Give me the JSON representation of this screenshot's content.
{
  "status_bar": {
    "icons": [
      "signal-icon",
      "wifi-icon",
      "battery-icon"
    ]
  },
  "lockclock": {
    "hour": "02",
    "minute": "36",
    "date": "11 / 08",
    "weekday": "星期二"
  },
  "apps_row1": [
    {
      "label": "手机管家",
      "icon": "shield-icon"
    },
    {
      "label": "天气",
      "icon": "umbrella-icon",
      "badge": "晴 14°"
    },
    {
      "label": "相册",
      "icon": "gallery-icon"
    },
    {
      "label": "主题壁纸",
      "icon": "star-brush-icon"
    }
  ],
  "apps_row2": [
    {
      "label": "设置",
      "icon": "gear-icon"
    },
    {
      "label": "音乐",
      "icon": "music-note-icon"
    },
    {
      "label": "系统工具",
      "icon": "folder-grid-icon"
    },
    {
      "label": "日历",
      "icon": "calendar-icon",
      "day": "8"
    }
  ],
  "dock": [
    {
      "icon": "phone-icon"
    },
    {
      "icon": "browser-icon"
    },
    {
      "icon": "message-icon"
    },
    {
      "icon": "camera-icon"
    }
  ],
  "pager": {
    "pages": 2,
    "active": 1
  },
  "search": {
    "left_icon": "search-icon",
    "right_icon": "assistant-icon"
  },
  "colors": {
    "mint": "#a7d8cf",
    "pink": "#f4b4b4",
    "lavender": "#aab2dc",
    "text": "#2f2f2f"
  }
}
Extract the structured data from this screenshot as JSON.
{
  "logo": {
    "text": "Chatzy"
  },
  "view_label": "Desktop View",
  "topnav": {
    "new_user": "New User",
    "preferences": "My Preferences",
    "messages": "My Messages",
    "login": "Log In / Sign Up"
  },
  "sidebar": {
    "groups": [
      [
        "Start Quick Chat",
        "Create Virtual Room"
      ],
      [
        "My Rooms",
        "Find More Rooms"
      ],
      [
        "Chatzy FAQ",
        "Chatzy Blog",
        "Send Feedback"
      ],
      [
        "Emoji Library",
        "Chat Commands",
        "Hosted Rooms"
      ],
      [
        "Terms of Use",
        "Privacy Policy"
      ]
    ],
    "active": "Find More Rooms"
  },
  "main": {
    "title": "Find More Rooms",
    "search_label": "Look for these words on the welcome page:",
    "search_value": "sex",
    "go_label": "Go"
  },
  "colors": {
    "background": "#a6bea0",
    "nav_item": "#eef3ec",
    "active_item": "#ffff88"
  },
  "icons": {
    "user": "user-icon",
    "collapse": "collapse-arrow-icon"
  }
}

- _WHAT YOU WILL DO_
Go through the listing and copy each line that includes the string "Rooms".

- _RESULT BELOW_
        "My Rooms",
        "Find More Rooms"
        "Hosted Rooms"
    "active": "Find More Rooms"
    "title": "Find More Rooms",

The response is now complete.